God Bless America

But “Praise the Lord and Pass the Ammunition” was Loesser's entree into the world of full-fledged songwriters. He took the story of the chaplain and, using military slang, put together the first really big hit song to deal directly with ...

God Bless America

After Pearl Harbor, Tin Pan Alley songwriters rushed to write the Great American War Song -- an "Over There" for World War II. The most popular songs, however, continued to be romantic ballads, escapist tunes, or novelty songs. To remedy the situation, the federal government created the National Wartime Music Committee, an advisory group of the Office of War Information (OWI), which outlined "proper" war songs, along with tips on how and what to write. The music business also formed its own Music War Committee to promote war songs. Neither group succeeded. The OWI hoped that Tin Pan Alley could be converted from manufacturing love songs to manufacturing war songs just as automobile plants had retooled to assemble planes and tanks. But the OWI failed to comprehend the large extent by which the war effort would be defined by advertisers and merchandisers. Selling merchandise was the first priority of Tin Pan Alley, and the OWI never swayed them from this course. Kathleen E.R. Smith concludes the government's fears of faltering morale did not materialize. Americans did not need such war songs as "Goodbye, Mama, I'm Off To Yokohama", "There Are No Wings On a Foxhole", or even "The Sun Will Soon Be Setting On The Land Of The Rising Sun" to convince them to support the war. The crusade for a "proper" war song was misguided from the beginning, and the music business, then and now, continues to make huge profits selling love -- not war -- songs.

More Books:

God Bless America
Language: en
Pages: 288
Authors: Kathleen E.R. Smith
Categories: History
Type: BOOK - Published: 2014-10-17 - Publisher: University Press of Kentucky

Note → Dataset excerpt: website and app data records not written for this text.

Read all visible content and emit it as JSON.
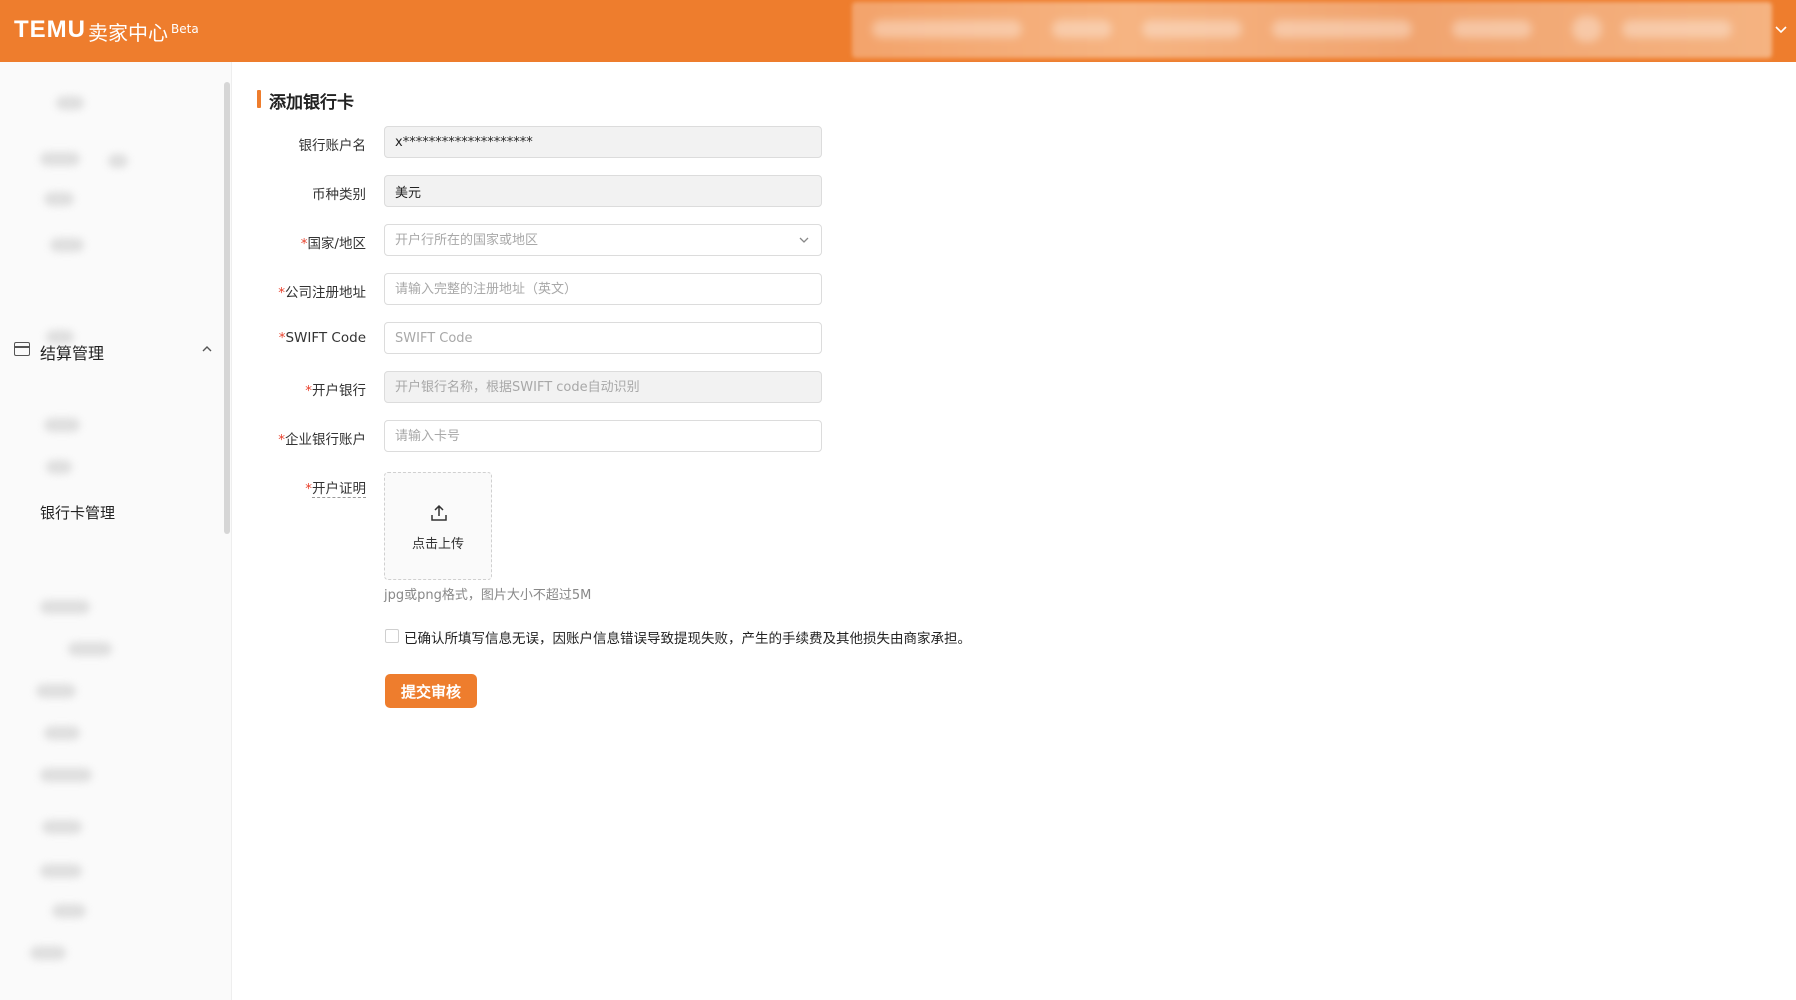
{
  "header": {
    "logo": "TEMU",
    "title": "卖家中心",
    "badge": "Beta"
  },
  "sidebar": {
    "group_label": "结算管理",
    "active_item": "银行卡管理"
  },
  "page": {
    "title": "添加银行卡"
  },
  "form": {
    "account_name": {
      "label": "银行账户名",
      "value": "x********************",
      "required": false
    },
    "currency": {
      "label": "币种类别",
      "value": "美元",
      "required": false
    },
    "country": {
      "label": "国家/地区",
      "placeholder": "开户行所在的国家或地区",
      "required": true
    },
    "address": {
      "label": "公司注册地址",
      "placeholder": "请输入完整的注册地址（英文）",
      "required": true
    },
    "swift": {
      "label": "SWIFT Code",
      "placeholder": "SWIFT Code",
      "required": true
    },
    "bank": {
      "label": "开户银行",
      "placeholder": "开户银行名称，根据SWIFT code自动识别",
      "required": true
    },
    "account_no": {
      "label": "企业银行账户",
      "placeholder": "请输入卡号",
      "required": true
    },
    "certificate": {
      "label": "开户证明",
      "upload_text": "点击上传",
      "hint": "jpg或png格式，图片大小不超过5M",
      "required": true
    },
    "confirm_text": "已确认所填写信息无误，因账户信息错误导致提现失败，产生的手续费及其他损失由商家承担。",
    "submit_label": "提交审核"
  },
  "colors": {
    "brand": "#ee7d2d",
    "required": "#e8412c"
  }
}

After Pearl Harbor, Tin Pan Alley songwriters rushed to write the Great American War Song -- an "Over There" for World War II. The most popular songs, however, continued to be romantic ballads, escapist tunes, or novelty songs. To remedy the situation, the federal government created the National Wartime Music
God Bless America
Language: en
Pages: 304
Authors: Sheryl Kaskowitz
Categories: Music
Type: BOOK - Published: 2013-06-11 - Publisher: Oxford University Press

"God Bless America" is a song most Americans know well. It is taught in American schools and regularly performed at sporting events. After the attacks on September 11th, it was sung on the steps of the Capitol, at spontaneous memorial sites, and during the seventh inning stretch at baseball games,
God Bless America
Language: en
Pages: 366
Authors: Dean Coddington
Categories: History
Type: BOOK - Published: 2007-08-01 - Publisher: iUniverse

"Carefully reviewing events from 1500 AD to 1830 AD, Coddington and Chapman provide a persuasive list of examples of how they believe God favorably intervened in the establishment of the United States. Regardless of whether you agree or disagree with their arguments, you will be amazed at the number of
God Bless America
Language: en
Pages: 162
Authors: Carlos Zamorano
Categories: Religion
Type: BOOK - Published: 2010-07-27 - Publisher: Xlibris Corporation

The willingness with which our young people are likely to serve in any war no matter how justified, shall be directly proportional to how they perceive veterans of earlier wars were treated and appreciated by our nation. - George Washington
God Bless America
Language: en
Pages: 564
Authors: Robert Hendrickson
Categories: Language Arts & Disciplines
Type: BOOK - Published: 2013-07-01 - Publisher: Skyhorse

The Queen’s English has no place across the pond, where a long history of defiance, creativity, and originality has made its way into the everyday vocabulary of Americans coast-to-coast. God Bless America is an informative and entertaining guide to the meaning and history beneath our uniquely American words and phrases.